Problem details: Whenever the string "kind" turns up in a line below, that line should be copied.

Dataset content below:

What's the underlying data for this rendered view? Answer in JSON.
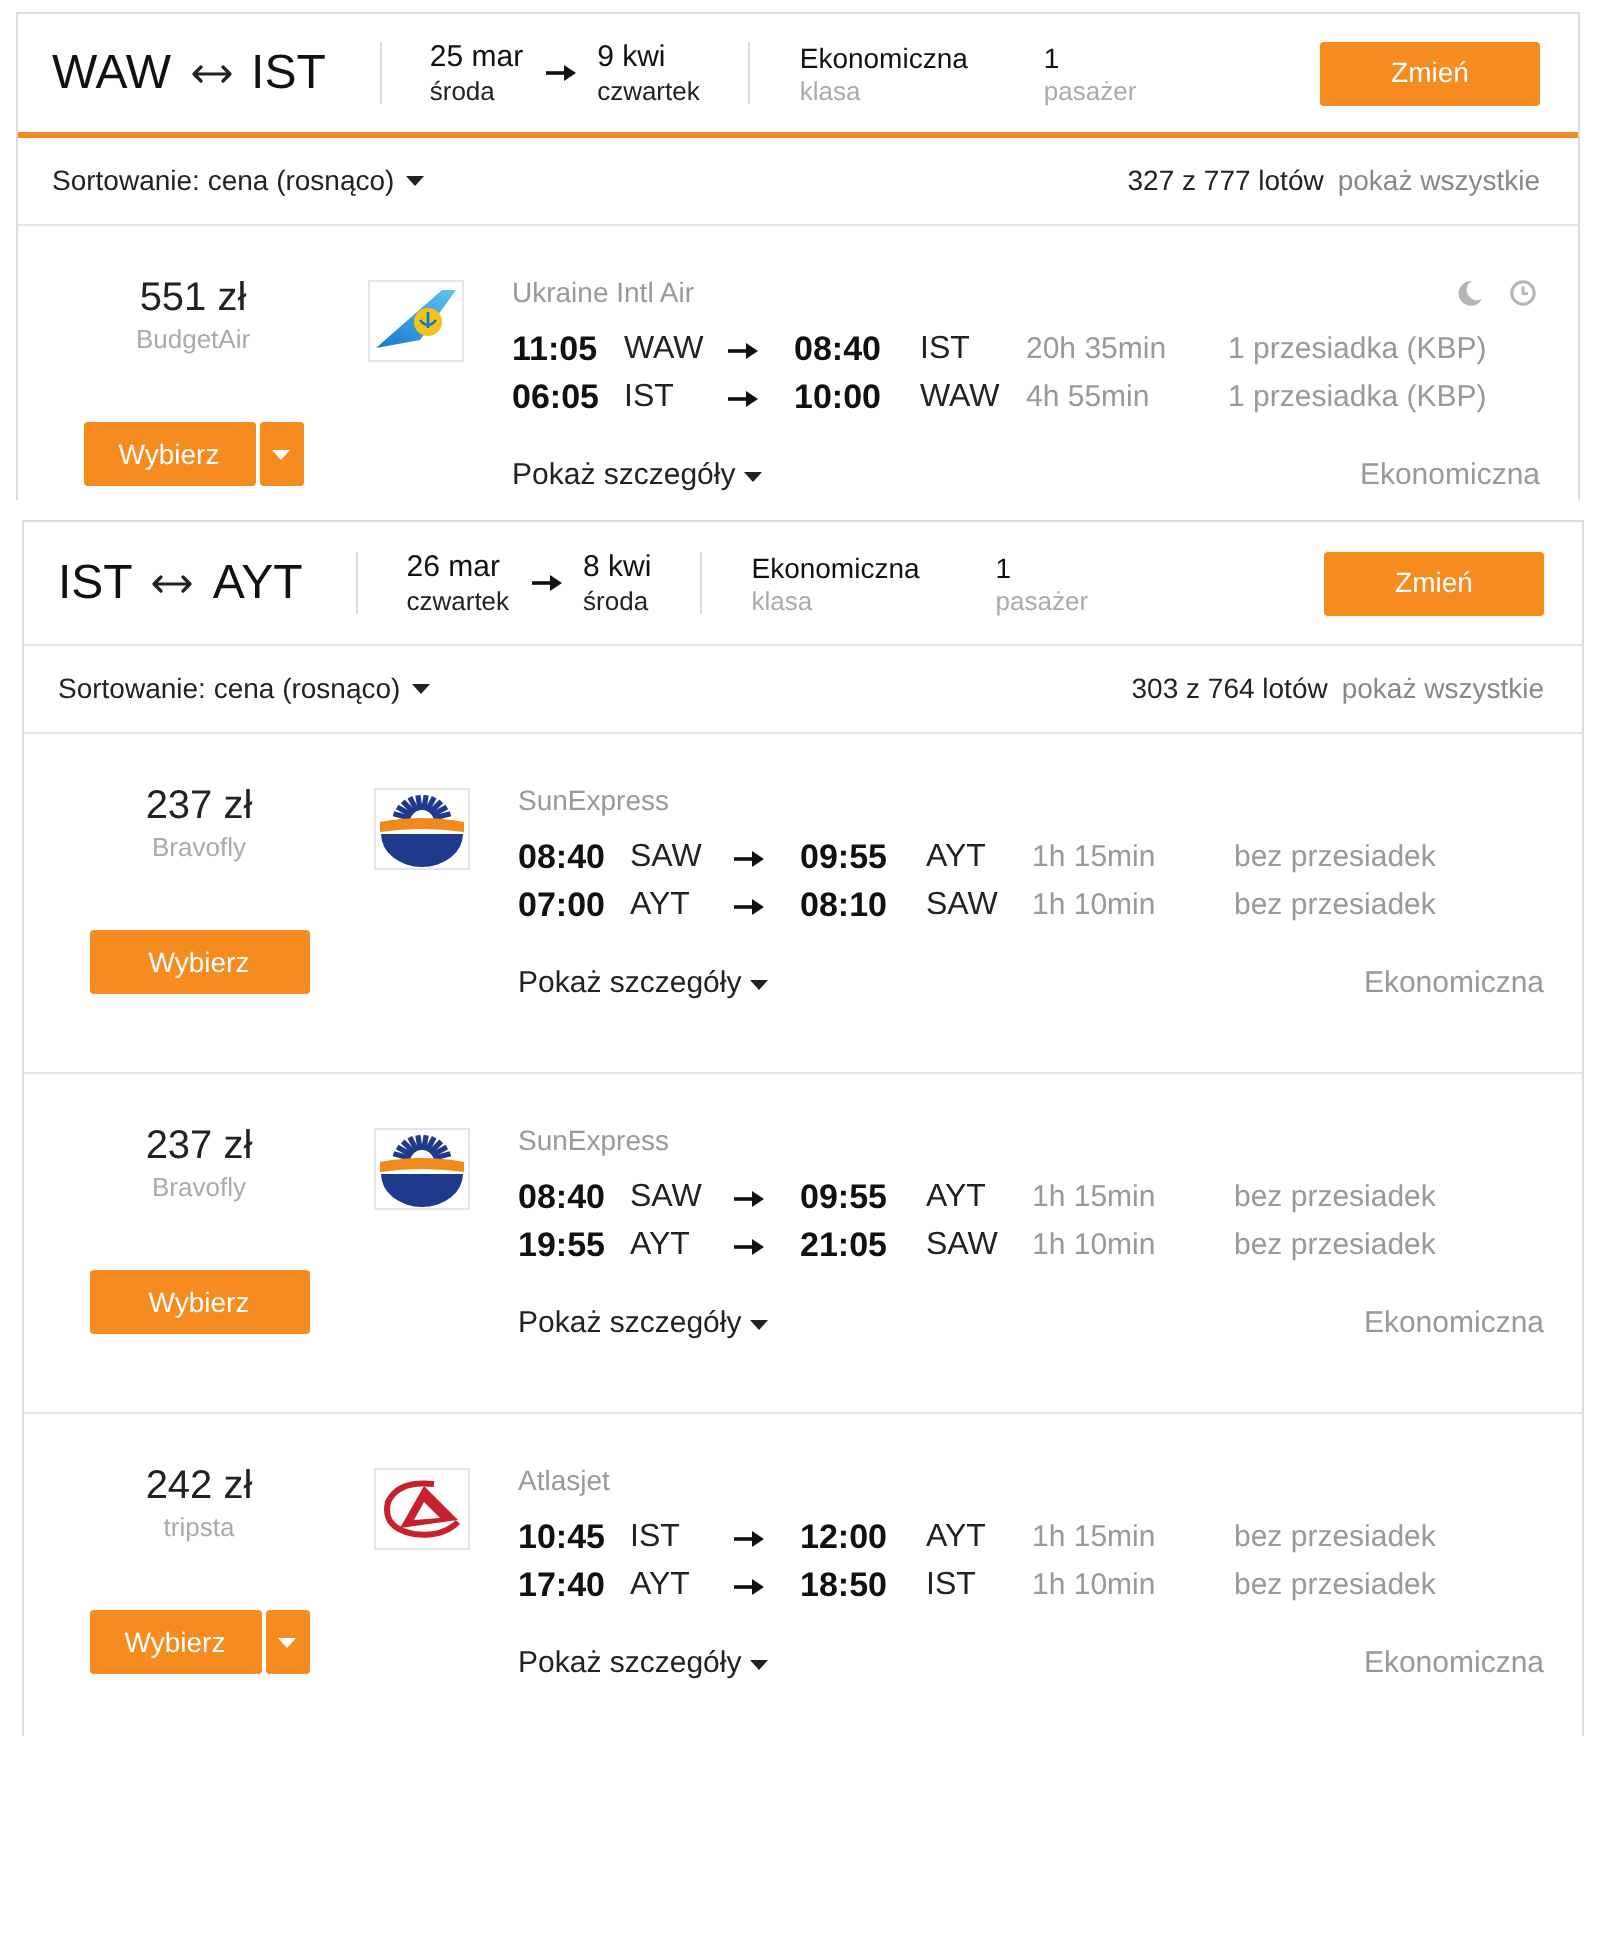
{
  "searches": [
    {
      "highlighted": true,
      "route": {
        "from": "WAW",
        "to": "IST"
      },
      "outbound": {
        "date": "25 mar",
        "weekday": "środa"
      },
      "inbound": {
        "date": "9 kwi",
        "weekday": "czwartek"
      },
      "cabin": {
        "value": "Ekonomiczna",
        "label": "klasa"
      },
      "passengers": {
        "value": "1",
        "label": "pasażer"
      },
      "change_button": "Zmień",
      "sort": "Sortowanie: cena (rosnąco)",
      "count": "327 z 777 lotów",
      "show_all": "pokaż wszystkie",
      "results": [
        {
          "price": "551 zł",
          "provider": "BudgetAir",
          "select_button": "Wybierz",
          "more_offers": true,
          "logo": {
            "kind": "tail"
          },
          "airline": "Ukraine Intl Air",
          "icons": [
            {
              "kind": "moon"
            },
            {
              "kind": "clock"
            }
          ],
          "legs": [
            {
              "depart": "11:05",
              "from": "WAW",
              "arrive": "08:40",
              "to": "IST",
              "duration": "20h 35min",
              "stops": "1 przesiadka (KBP)"
            },
            {
              "depart": "06:05",
              "from": "IST",
              "arrive": "10:00",
              "to": "WAW",
              "duration": "4h 55min",
              "stops": "1 przesiadka (KBP)"
            }
          ],
          "details": "Pokaż szczegóły",
          "cabin": "Ekonomiczna"
        }
      ]
    },
    {
      "highlighted": false,
      "route": {
        "from": "IST",
        "to": "AYT"
      },
      "outbound": {
        "date": "26 mar",
        "weekday": "czwartek"
      },
      "inbound": {
        "date": "8 kwi",
        "weekday": "środa"
      },
      "cabin": {
        "value": "Ekonomiczna",
        "label": "klasa"
      },
      "passengers": {
        "value": "1",
        "label": "pasażer"
      },
      "change_button": "Zmień",
      "sort": "Sortowanie: cena (rosnąco)",
      "count": "303 z 764 lotów",
      "show_all": "pokaż wszystkie",
      "results": [
        {
          "price": "237 zł",
          "provider": "Bravofly",
          "select_button": "Wybierz",
          "more_offers": false,
          "logo": {
            "kind": "sun"
          },
          "airline": "SunExpress",
          "legs": [
            {
              "depart": "08:40",
              "from": "SAW",
              "arrive": "09:55",
              "to": "AYT",
              "duration": "1h 15min",
              "stops": "bez przesiadek"
            },
            {
              "depart": "07:00",
              "from": "AYT",
              "arrive": "08:10",
              "to": "SAW",
              "duration": "1h 10min",
              "stops": "bez przesiadek"
            }
          ],
          "details": "Pokaż szczegóły",
          "cabin": "Ekonomiczna"
        },
        {
          "price": "237 zł",
          "provider": "Bravofly",
          "select_button": "Wybierz",
          "more_offers": false,
          "logo": {
            "kind": "sun"
          },
          "airline": "SunExpress",
          "legs": [
            {
              "depart": "08:40",
              "from": "SAW",
              "arrive": "09:55",
              "to": "AYT",
              "duration": "1h 15min",
              "stops": "bez przesiadek"
            },
            {
              "depart": "19:55",
              "from": "AYT",
              "arrive": "21:05",
              "to": "SAW",
              "duration": "1h 10min",
              "stops": "bez przesiadek"
            }
          ],
          "details": "Pokaż szczegóły",
          "cabin": "Ekonomiczna"
        },
        {
          "price": "242 zł",
          "provider": "tripsta",
          "select_button": "Wybierz",
          "more_offers": true,
          "logo": {
            "kind": "arrow"
          },
          "airline": "Atlasjet",
          "legs": [
            {
              "depart": "10:45",
              "from": "IST",
              "arrive": "12:00",
              "to": "AYT",
              "duration": "1h 15min",
              "stops": "bez przesiadek"
            },
            {
              "depart": "17:40",
              "from": "AYT",
              "arrive": "18:50",
              "to": "IST",
              "duration": "1h 10min",
              "stops": "bez przesiadek"
            }
          ],
          "details": "Pokaż szczegóły",
          "cabin": "Ekonomiczna"
        }
      ]
    }
  ]
}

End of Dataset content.

Answer below:
            "kind": "tail"
              "kind": "moon"
              "kind": "clock"
            "kind": "sun"
            "kind": "sun"
            "kind": "arrow"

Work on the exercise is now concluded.